> **Exercise instructions**:
Each line of the data below should be repeated exactly.

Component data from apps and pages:
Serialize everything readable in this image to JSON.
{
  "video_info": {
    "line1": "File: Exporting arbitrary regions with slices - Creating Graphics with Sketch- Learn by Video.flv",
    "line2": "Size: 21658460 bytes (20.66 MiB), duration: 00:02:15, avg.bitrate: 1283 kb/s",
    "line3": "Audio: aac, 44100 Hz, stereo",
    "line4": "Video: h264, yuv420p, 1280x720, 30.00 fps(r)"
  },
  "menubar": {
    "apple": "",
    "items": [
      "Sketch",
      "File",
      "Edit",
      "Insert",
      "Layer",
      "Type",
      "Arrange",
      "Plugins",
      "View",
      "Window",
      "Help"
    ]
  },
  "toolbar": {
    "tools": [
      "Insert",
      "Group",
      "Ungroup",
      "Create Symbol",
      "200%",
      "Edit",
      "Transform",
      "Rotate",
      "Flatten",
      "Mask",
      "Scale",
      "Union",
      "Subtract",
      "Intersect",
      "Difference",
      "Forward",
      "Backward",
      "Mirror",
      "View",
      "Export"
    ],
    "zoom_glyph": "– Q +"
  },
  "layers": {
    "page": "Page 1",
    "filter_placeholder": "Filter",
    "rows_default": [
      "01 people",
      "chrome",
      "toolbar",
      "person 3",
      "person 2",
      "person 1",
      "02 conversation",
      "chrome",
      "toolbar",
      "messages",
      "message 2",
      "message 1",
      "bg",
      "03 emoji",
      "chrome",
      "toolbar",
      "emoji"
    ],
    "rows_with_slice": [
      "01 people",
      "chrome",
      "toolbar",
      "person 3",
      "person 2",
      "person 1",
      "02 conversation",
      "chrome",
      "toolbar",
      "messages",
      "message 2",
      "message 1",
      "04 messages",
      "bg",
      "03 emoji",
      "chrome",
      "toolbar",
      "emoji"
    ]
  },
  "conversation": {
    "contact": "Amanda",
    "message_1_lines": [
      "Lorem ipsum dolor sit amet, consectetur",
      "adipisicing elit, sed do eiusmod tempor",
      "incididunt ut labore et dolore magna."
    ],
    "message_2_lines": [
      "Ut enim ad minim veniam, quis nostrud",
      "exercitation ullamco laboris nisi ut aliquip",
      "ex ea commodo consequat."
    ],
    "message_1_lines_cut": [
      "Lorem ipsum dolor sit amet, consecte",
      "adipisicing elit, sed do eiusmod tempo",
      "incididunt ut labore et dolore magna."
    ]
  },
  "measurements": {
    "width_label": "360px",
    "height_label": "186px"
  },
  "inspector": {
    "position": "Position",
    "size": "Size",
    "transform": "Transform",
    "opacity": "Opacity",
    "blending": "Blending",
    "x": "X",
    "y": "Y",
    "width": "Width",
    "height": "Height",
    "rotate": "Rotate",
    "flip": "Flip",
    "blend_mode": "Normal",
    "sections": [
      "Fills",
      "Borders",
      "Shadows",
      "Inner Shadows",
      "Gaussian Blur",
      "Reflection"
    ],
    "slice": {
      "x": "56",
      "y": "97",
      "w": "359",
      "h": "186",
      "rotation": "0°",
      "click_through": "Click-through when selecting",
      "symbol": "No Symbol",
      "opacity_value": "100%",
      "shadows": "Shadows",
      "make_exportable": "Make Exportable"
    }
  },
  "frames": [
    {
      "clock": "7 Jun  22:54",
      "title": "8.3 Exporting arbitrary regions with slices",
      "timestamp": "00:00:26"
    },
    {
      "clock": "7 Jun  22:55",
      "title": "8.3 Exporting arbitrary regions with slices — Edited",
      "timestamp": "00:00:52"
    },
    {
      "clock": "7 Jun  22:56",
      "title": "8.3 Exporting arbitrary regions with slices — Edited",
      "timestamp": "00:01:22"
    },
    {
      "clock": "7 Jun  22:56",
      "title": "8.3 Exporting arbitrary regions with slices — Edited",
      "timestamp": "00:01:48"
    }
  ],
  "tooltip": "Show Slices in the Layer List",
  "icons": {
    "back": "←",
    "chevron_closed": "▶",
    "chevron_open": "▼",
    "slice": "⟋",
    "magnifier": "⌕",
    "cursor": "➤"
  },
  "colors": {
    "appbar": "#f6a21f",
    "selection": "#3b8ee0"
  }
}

> **Response**:
Serialize everything readable in this image to JSON.
{
  "video_info": {
    "line1": "File: Exporting arbitrary regions with slices - Creating Graphics with Sketch- Learn by Video.flv",
    "line2": "Size: 21658460 bytes (20.66 MiB), duration: 00:02:15, avg.bitrate: 1283 kb/s",
    "line3": "Audio: aac, 44100 Hz, stereo",
    "line4": "Video: h264, yuv420p, 1280x720, 30.00 fps(r)"
  },
  "menubar": {
    "apple": "",
    "items": [
      "Sketch",
      "File",
      "Edit",
      "Insert",
      "Layer",
      "Type",
      "Arrange",
      "Plugins",
      "View",
      "Window",
      "Help"
    ]
  },
  "toolbar": {
    "tools": [
      "Insert",
      "Group",
      "Ungroup",
      "Create Symbol",
      "200%",
      "Edit",
      "Transform",
      "Rotate",
      "Flatten",
      "Mask",
      "Scale",
      "Union",
      "Subtract",
      "Intersect",
      "Difference",
      "Forward",
      "Backward",
      "Mirror",
      "View",
      "Export"
    ],
    "zoom_glyph": "– Q +"
  },
  "layers": {
    "page": "Page 1",
    "filter_placeholder": "Filter",
    "rows_default": [
      "01 people",
      "chrome",
      "toolbar",
      "person 3",
      "person 2",
      "person 1",
      "02 conversation",
      "chrome",
      "toolbar",
      "messages",
      "message 2",
      "message 1",
      "bg",
      "03 emoji",
      "chrome",
      "toolbar",
      "emoji"
    ],
    "rows_with_slice": [
      "01 people",
      "chrome",
      "toolbar",
      "person 3",
      "person 2",
      "person 1",
      "02 conversation",
      "chrome",
      "toolbar",
      "messages",
      "message 2",
      "message 1",
      "04 messages",
      "bg",
      "03 emoji",
      "chrome",
      "toolbar",
      "emoji"
    ]
  },
  "conversation": {
    "contact": "Amanda",
    "message_1_lines": [
      "Lorem ipsum dolor sit amet, consectetur",
      "adipisicing elit, sed do eiusmod tempor",
      "incididunt ut labore et dolore magna."
    ],
    "message_2_lines": [
      "Ut enim ad minim veniam, quis nostrud",
      "exercitation ullamco laboris nisi ut aliquip",
      "ex ea commodo consequat."
    ],
    "message_1_lines_cut": [
      "Lorem ipsum dolor sit amet, consecte",
      "adipisicing elit, sed do eiusmod tempo",
      "incididunt ut labore et dolore magna."
    ]
  },
  "measurements": {
    "width_label": "360px",
    "height_label": "186px"
  },
  "inspector": {
    "position": "Position",
    "size": "Size",
    "transform": "Transform",
    "opacity": "Opacity",
    "blending": "Blending",
    "x": "X",
    "y": "Y",
    "width": "Width",
    "height": "Height",
    "rotate": "Rotate",
    "flip": "Flip",
    "blend_mode": "Normal",
    "sections": [
      "Fills",
      "Borders",
      "Shadows",
      "Inner Shadows",
      "Gaussian Blur",
      "Reflection"
    ],
    "slice": {
      "x": "56",
      "y": "97",
      "w": "359",
      "h": "186",
      "rotation": "0°",
      "click_through": "Click-through when selecting",
      "symbol": "No Symbol",
      "opacity_value": "100%",
      "shadows": "Shadows",
      "make_exportable": "Make Exportable"
    }
  },
  "frames": [
    {
      "clock": "7 Jun  22:54",
      "title": "8.3 Exporting arbitrary regions with slices",
      "timestamp": "00:00:26"
    },
    {
      "clock": "7 Jun  22:55",
      "title": "8.3 Exporting arbitrary regions with slices — Edited",
      "timestamp": "00:00:52"
    },
    {
      "clock": "7 Jun  22:56",
      "title": "8.3 Exporting arbitrary regions with slices — Edited",
      "timestamp": "00:01:22"
    },
    {
      "clock": "7 Jun  22:56",
      "title": "8.3 Exporting arbitrary regions with slices — Edited",
      "timestamp": "00:01:48"
    }
  ],
  "tooltip": "Show Slices in the Layer List",
  "icons": {
    "back": "←",
    "chevron_closed": "▶",
    "chevron_open": "▼",
    "slice": "⟋",
    "magnifier": "⌕",
    "cursor": "➤"
  },
  "colors": {
    "appbar": "#f6a21f",
    "selection": "#3b8ee0"
  }
}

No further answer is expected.